Hey, y'all! How do you like my new blog look? I decided to do a little Spring decorating. Wow have things been crazy and busy here. I'm still in revision paradise with my YA thriller, my airline just officially merged and is now the biggest airline in the world, and Hubby is injured and hobbling around on one leg.
Ahh.. life is good though. Total madness, but good.
I stumbled upon this article on tips for critiquing other people's work and wanted to share it with you. There really is kind of an art to it, and things we should all be mindful of. Personally, I love the opportunity to give feedback, because with each story I critique, I grow as a writer and apply it to my own work.
And without the amazing writers who've critiqued my work, my story's would not reach their top form. It always thrills me to see how each writer has something original to offer. I can have five different critique partners and each one will add something I haven't noticed or considered before.
Check out this article and brush up on your technique, or just be reminded of what's important:
10 Tips for Critiquing
On a side note, a couple of random things I noticed recently.... Hubby and I watched Dances With Wolves the other day and it's been a really long time since I've seen it. It's such a fantastic story and movie ... but what I noticed is that Avatar is Dances With Wolves on another planet in modern times.
I know there are a lot of anti-Avatar fans out there. But I'm not one of them. I love the film... sat through it twice at the theatre and it was an unparalleled movie event. Cinema art, in my opinion. A feast for the eyes. Yeah, I know the story was unoriginal... especially now that I know it was a take-off from Dances With Wolves, but the film itself is so stunning, I'll allow it.
Which brings me to another thing I noticed. After I moved a few months ago, I took a couple days off from everything to recoup. I had a Star Trek movie marathon... it was so great. Anyway, the most recent film Star Trek was a take-off of the original TV series of course, but the story was derived from the Star Trek II movie, Wrath of Khan. Pretty cool. In one scene of Wrath Kirk recaps his Starfleet Academy days, which is the entire basis of the latest film.

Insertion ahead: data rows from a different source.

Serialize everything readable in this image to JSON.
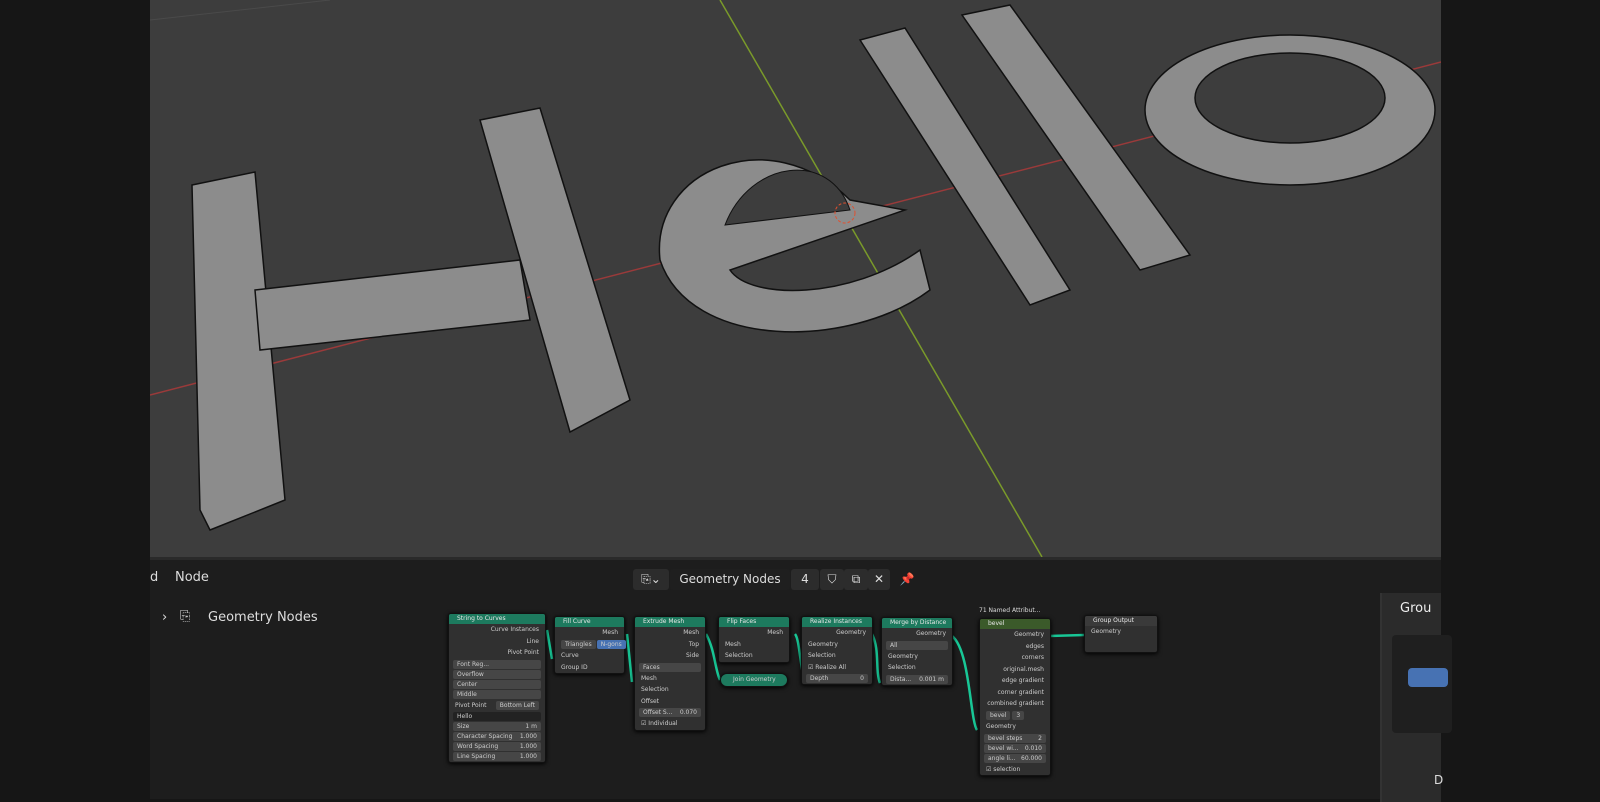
{
  "viewport": {
    "text_object": "Hello"
  },
  "editor_header": {
    "menu_partial": "d",
    "menu_node": "Node",
    "tree_name": "Geometry Nodes",
    "users": "4"
  },
  "outliner": {
    "item": "Geometry Nodes"
  },
  "nodes": {
    "string_to_curves": {
      "title": "String to Curves",
      "outputs": [
        "Curve Instances",
        "Line",
        "Pivot Point"
      ],
      "font": "Font Reg...",
      "overflow": "Overflow",
      "align_x": "Center",
      "align_y": "Middle",
      "pivot_label": "Pivot Point",
      "pivot_value": "Bottom Left",
      "string": "Hello",
      "size_label": "Size",
      "size": "1 m",
      "char_label": "Character Spacing",
      "char": "1.000",
      "word_label": "Word Spacing",
      "word": "1.000",
      "line_label": "Line Spacing",
      "line": "1.000"
    },
    "fill_curve": {
      "title": "Fill Curve",
      "output": "Mesh",
      "mode_a": "Triangles",
      "mode_b": "N-gons",
      "inputs": [
        "Curve",
        "Group ID"
      ]
    },
    "extrude_mesh": {
      "title": "Extrude Mesh",
      "outputs": [
        "Mesh",
        "Top",
        "Side"
      ],
      "mode": "Faces",
      "inputs": [
        "Mesh",
        "Selection",
        "Offset"
      ],
      "offset_scale_label": "Offset S...",
      "offset_scale": "0.070",
      "individual": "Individual"
    },
    "flip_faces": {
      "title": "Flip Faces",
      "output": "Mesh",
      "inputs": [
        "Mesh",
        "Selection"
      ]
    },
    "join_geometry": {
      "title": "Join Geometry"
    },
    "realize_instances": {
      "title": "Realize Instances",
      "output": "Geometry",
      "inputs": [
        "Geometry",
        "Selection"
      ],
      "realize_all": "Realize All",
      "depth_label": "Depth",
      "depth": "0"
    },
    "merge_by_distance": {
      "title": "Merge by Distance",
      "output": "Geometry",
      "mode": "All",
      "inputs": [
        "Geometry",
        "Selection"
      ],
      "dist_label": "Dista...",
      "dist": "0.001 m"
    },
    "bevel_group": {
      "label": "71 Named Attribut...",
      "title": "bevel",
      "outputs": [
        "Geometry",
        "edges",
        "corners",
        "original.mesh",
        "edge gradient",
        "corner gradient",
        "combined gradient"
      ],
      "tree": "bevel",
      "users": "3",
      "input": "Geometry",
      "steps_label": "bevel steps",
      "steps": "2",
      "width_label": "bevel wi...",
      "width": "0.010",
      "angle_label": "angle li...",
      "angle": "60.000",
      "selection": "selection"
    },
    "group_output": {
      "title": "Group Output",
      "input": "Geometry"
    }
  },
  "sidebar": {
    "panel_title": "Grou",
    "bottom": "D"
  },
  "colors": {
    "node_header": "#1d7a5e",
    "socket_geometry": "#00d6a3",
    "viewport_bg": "#3d3d3d"
  }
}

Yes, it's also completely useless info, but just thought it was worth noting that sometimes the stories we seek to create are right before us. With a few tweaks and twists, we make them our own.
Ever notice any story take-offs like this? Please share....